Normal test results: Antibodies are produced by your body in response to antigens. If you don't have any antibodies, that means you don't have an infection. Antibodies are not found in the blood sample, so the results are natural.
Abnormal test results: Antibodies in the blood sample (blood serology) usually indicate that the immune system has responded to an antigen as a result of a current or previous disease or foreign protein exposure.
Antibodies to natural or non-foreign proteins or antigens can be found in the blood, which can help the doctor identify an autoimmune disorder.
The presence of specific antibodies may also indicate immunity to one or more antigens. This means that if you are exposed to the antigen or antigens again, you will not become sick.

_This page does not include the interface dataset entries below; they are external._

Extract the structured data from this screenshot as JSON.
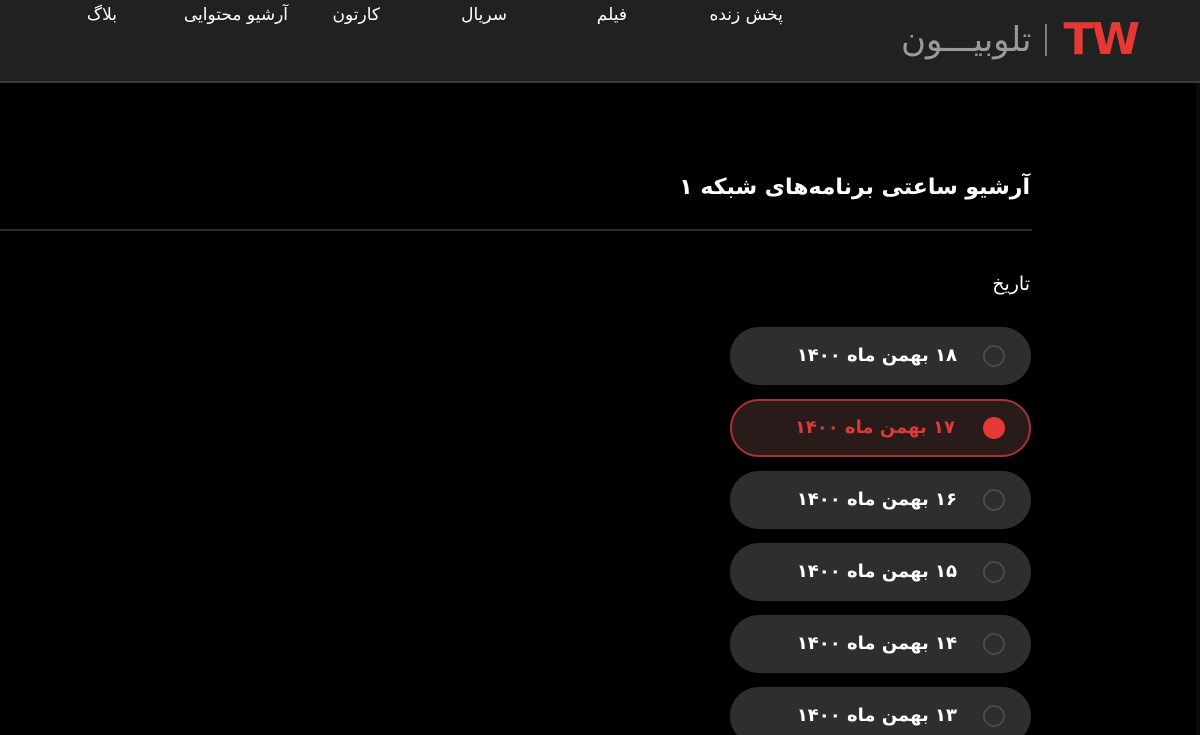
{
  "header": {
    "logo_mark": "TW",
    "logo_text": "تلوبیـــون",
    "nav": [
      {
        "label": "پخش زنده"
      },
      {
        "label": "فیلم"
      },
      {
        "label": "سریال"
      },
      {
        "label": "کارتون"
      },
      {
        "label": "آرشیو محتوایی"
      },
      {
        "label": "بلاگ"
      }
    ]
  },
  "main": {
    "title": "آرشیو ساعتی برنامه‌های شبکه ۱",
    "date_label": "تاریخ",
    "dates": [
      {
        "label": "۱۸ بهمن ماه ۱۴۰۰",
        "selected": false
      },
      {
        "label": "۱۷ بهمن ماه ۱۴۰۰",
        "selected": true
      },
      {
        "label": "۱۶ بهمن ماه ۱۴۰۰",
        "selected": false
      },
      {
        "label": "۱۵ بهمن ماه ۱۴۰۰",
        "selected": false
      },
      {
        "label": "۱۴ بهمن ماه ۱۴۰۰",
        "selected": false
      },
      {
        "label": "۱۳ بهمن ماه ۱۴۰۰",
        "selected": false
      }
    ]
  },
  "colors": {
    "accent": "#e53935",
    "header_bg": "#212121",
    "page_bg": "#000000",
    "option_bg": "#2e2e2e"
  }
}
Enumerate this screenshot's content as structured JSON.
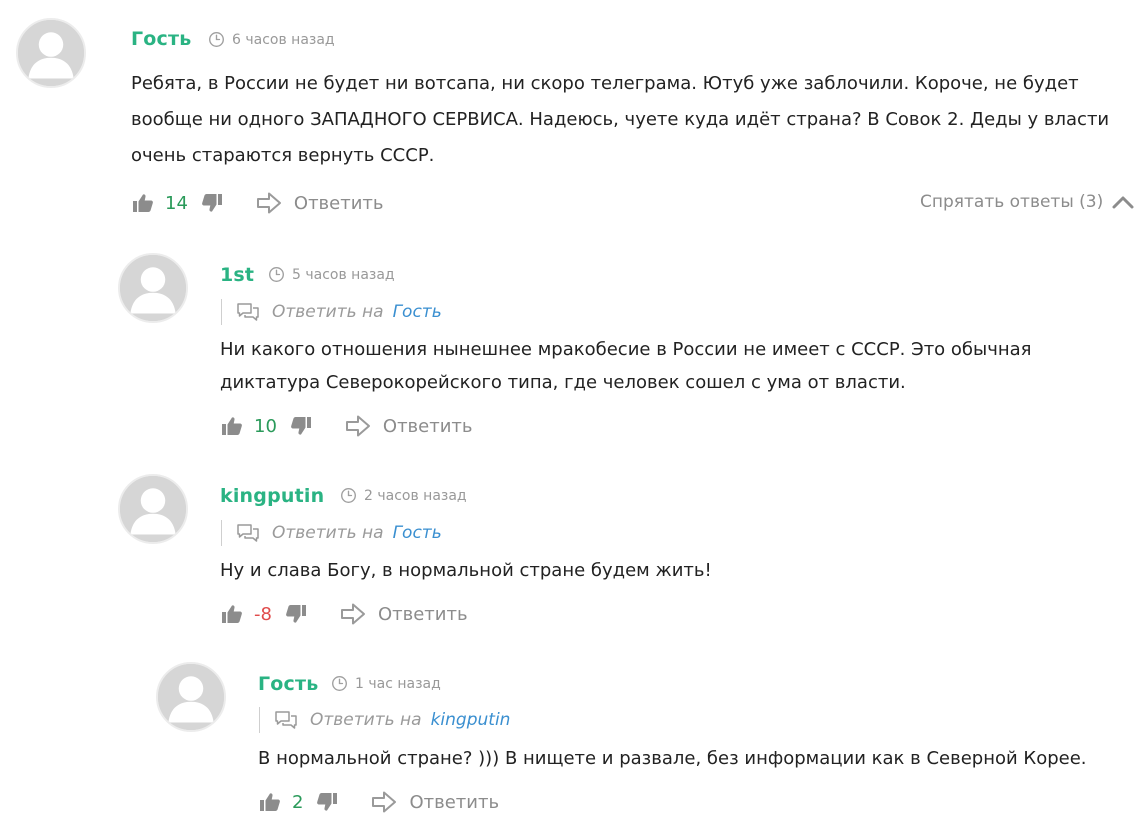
{
  "comments": [
    {
      "author": "Гость",
      "time": "6 часов назад",
      "text": "Ребята, в России не будет ни вотсапа, ни скоро телеграма. Ютуб уже заблочили. Короче, не будет вообще ни одного ЗАПАДНОГО СЕРВИСА. Надеюсь, чуете куда идёт страна? В Совок 2. Деды у власти очень стараются вернуть СССР.",
      "votes": "14",
      "reply_label": "Ответить"
    },
    {
      "author": "1st",
      "time": "5 часов назад",
      "reply_prefix": "Ответить на",
      "reply_target": "Гость",
      "text": "Ни какого отношения нынешнее мракобесие в России не имеет с СССР. Это обычная диктатура Северокорейского типа, где человек сошел с ума от власти.",
      "votes": "10",
      "reply_label": "Ответить"
    },
    {
      "author": "kingputin",
      "time": "2 часов назад",
      "reply_prefix": "Ответить на",
      "reply_target": "Гость",
      "text": "Ну и слава Богу, в нормальной стране будем жить!",
      "votes": "-8",
      "reply_label": "Ответить"
    },
    {
      "author": "Гость",
      "time": "1 час назад",
      "reply_prefix": "Ответить на",
      "reply_target": "kingputin",
      "text": "В нормальной стране? ))) В нищете и развале, без информации как в Северной Корее.",
      "votes": "2",
      "reply_label": "Ответить"
    }
  ],
  "toggle_replies": "Спрятать ответы (3)",
  "icons": {
    "avatar": "default-avatar-icon",
    "clock": "clock-icon",
    "like": "thumbs-up-icon",
    "dislike": "thumbs-down-icon",
    "reply": "reply-arrow-icon",
    "chat": "chat-bubbles-icon",
    "chevron": "chevron-up-icon"
  },
  "colors": {
    "author": "#2ab383",
    "link": "#3a8fd0",
    "positive": "#2a9a5a",
    "negative": "#e04b4b",
    "muted": "#8c8c8c"
  }
}
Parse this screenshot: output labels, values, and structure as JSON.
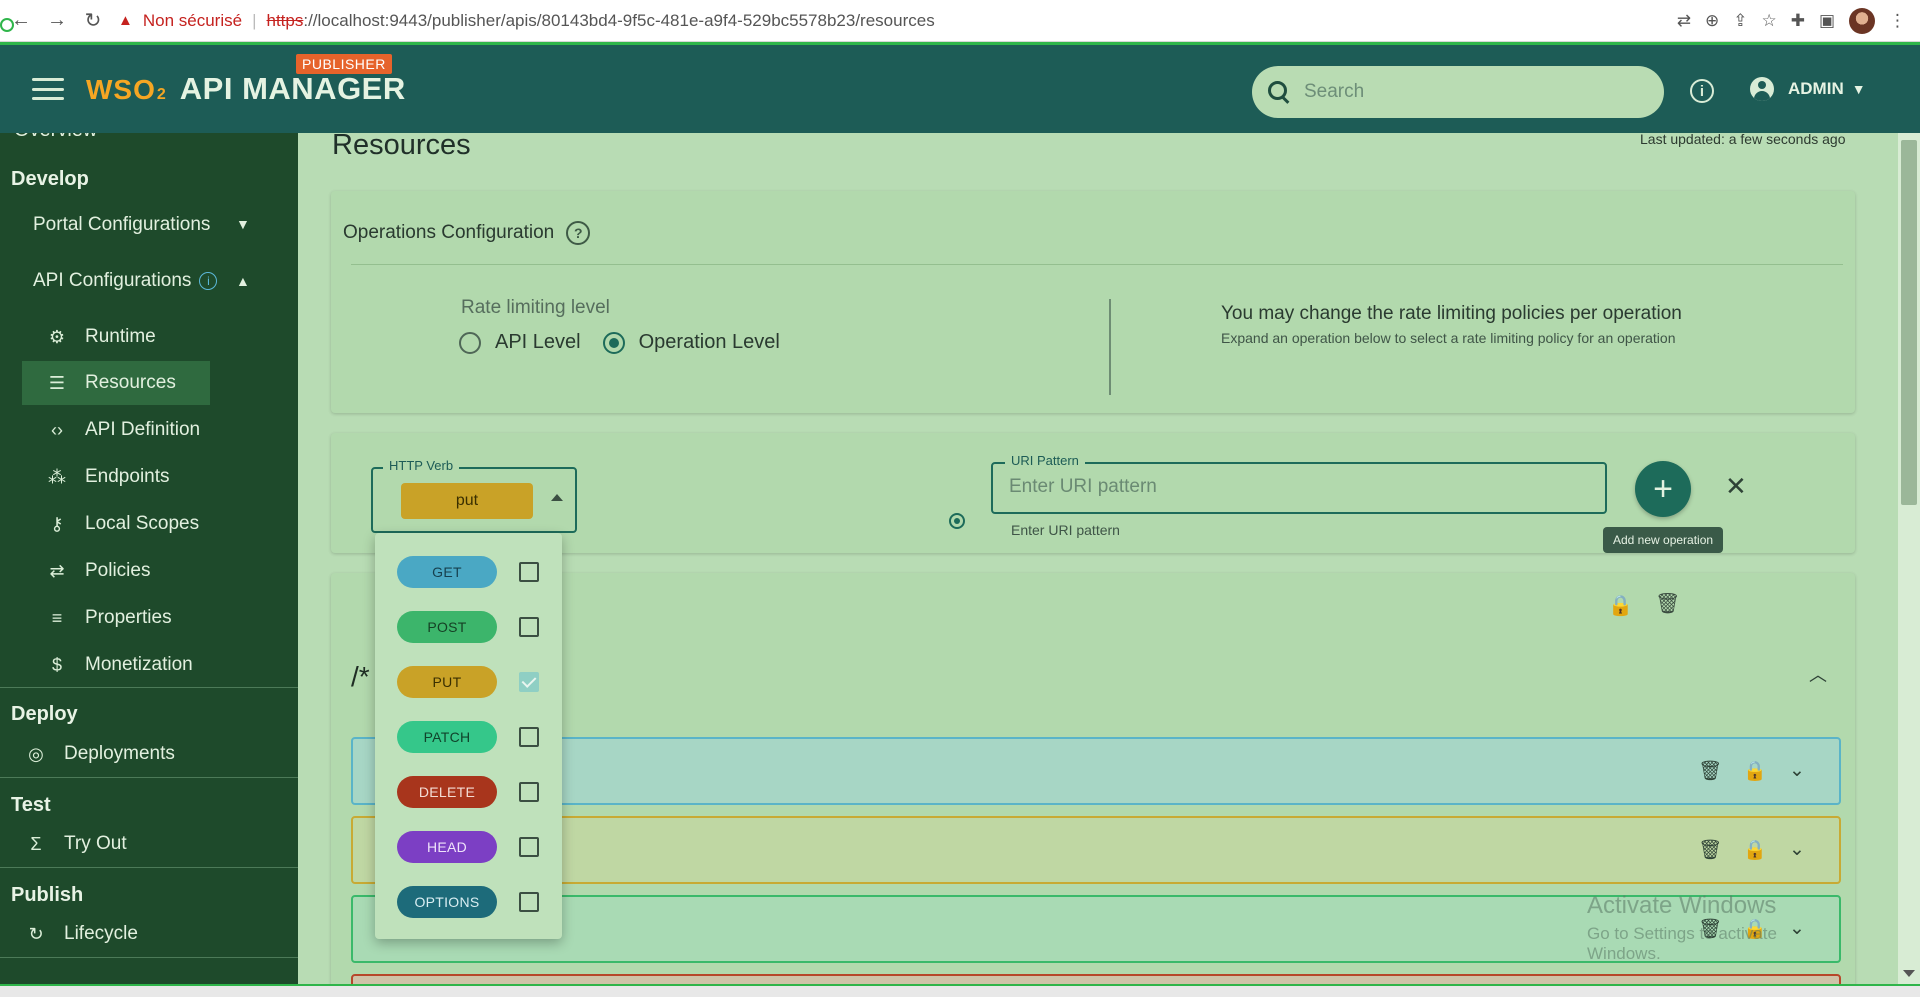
{
  "browser": {
    "insecure_label": "Non sécurisé",
    "url_scheme": "https",
    "url_rest": "://localhost:9443/publisher/apis/80143bd4-9f5c-481e-a9f4-529bc5578b23/resources"
  },
  "header": {
    "product_suffix": "2",
    "logo_text": "WSO",
    "app_name": "API MANAGER",
    "badge": "PUBLISHER",
    "search_placeholder": "Search",
    "user": "ADMIN"
  },
  "sidebar": {
    "overview": "Overview",
    "sections": {
      "develop": "Develop",
      "deploy": "Deploy",
      "test": "Test",
      "publish": "Publish"
    },
    "portal_configurations": "Portal Configurations",
    "api_configurations": "API Configurations",
    "items": [
      {
        "label": "Runtime",
        "icon": "gear-icon"
      },
      {
        "label": "Resources",
        "icon": "resources-icon"
      },
      {
        "label": "API Definition",
        "icon": "code-icon"
      },
      {
        "label": "Endpoints",
        "icon": "endpoints-icon"
      },
      {
        "label": "Local Scopes",
        "icon": "key-icon"
      },
      {
        "label": "Policies",
        "icon": "swap-icon"
      },
      {
        "label": "Properties",
        "icon": "list-icon"
      },
      {
        "label": "Monetization",
        "icon": "dollar-icon"
      }
    ],
    "deployments": "Deployments",
    "try_out": "Try Out",
    "lifecycle": "Lifecycle",
    "active_item": "Resources"
  },
  "main": {
    "title": "Resources",
    "last_updated": "Last updated: a few seconds ago",
    "operations_config": {
      "title": "Operations Configuration",
      "rate_limit_label": "Rate limiting level",
      "options": [
        "API Level",
        "Operation Level"
      ],
      "selected": "Operation Level",
      "message": "You may change the rate limiting policies per operation",
      "sub_message": "Expand an operation below to select a rate limiting policy for an operation"
    },
    "add_operation": {
      "verb_legend": "HTTP Verb",
      "verb_value": "put",
      "uri_legend": "URI Pattern",
      "uri_placeholder": "Enter URI pattern",
      "uri_helper": "Enter URI pattern",
      "tooltip": "Add new operation"
    },
    "resource_path": "/*",
    "watermark_title": "Activate Windows",
    "watermark_sub": "Go to Settings to activate Windows."
  },
  "verb_menu": [
    {
      "label": "GET",
      "color": "#4aa8c4",
      "text": "#163f4d",
      "checked": false
    },
    {
      "label": "POST",
      "color": "#3cb56b",
      "text": "#153f24",
      "checked": false
    },
    {
      "label": "PUT",
      "color": "#c9a227",
      "text": "#3a2f00",
      "checked": true
    },
    {
      "label": "PATCH",
      "color": "#35c78a",
      "text": "#10432b",
      "checked": false
    },
    {
      "label": "DELETE",
      "color": "#a8351c",
      "text": "#f3dcd4",
      "checked": false
    },
    {
      "label": "HEAD",
      "color": "#7c3fc4",
      "text": "#efe3fa",
      "checked": false
    },
    {
      "label": "OPTIONS",
      "color": "#1d6b7a",
      "text": "#d9eef2",
      "checked": false
    }
  ]
}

Serologic testing can be used to diagnose a variety of diseases, including:
Brucellosis (caused by bacteria)
Measles (caused by a virus)
Amebiasis (caused by a parasite)
Rubella (caused by a virus)
Serological surveys are frequently used by epidemiologists to evaluate the frequency of a disease within a population, according to a 2016 research paper by Metcalf et al., amongst which were Neil Ferguson and Jeremy Farrar. Random, retrospective sampling among samples was taken for several other medical tests or to determine the susceptibility of antibodies to a particular organism or defensive titre of antibodies inside a population is often used in these surveys.
Serological surveys are commonly used to determine the percentage of people or animals in a population that are positive for a certain antibody, as well as the antibody's titre and concentrations. Such surveys have the ability to be the most straightforward and insightful method for determining the dynamics of a population's susceptibility and immunity. The paper developed a World Serology Bank (also known as a serum bank) and predicted: "related significant methodological advances in serological research, study design, and quantitative analysis, that could cause a step-change in human comprehension and optimal control of infectious diseases."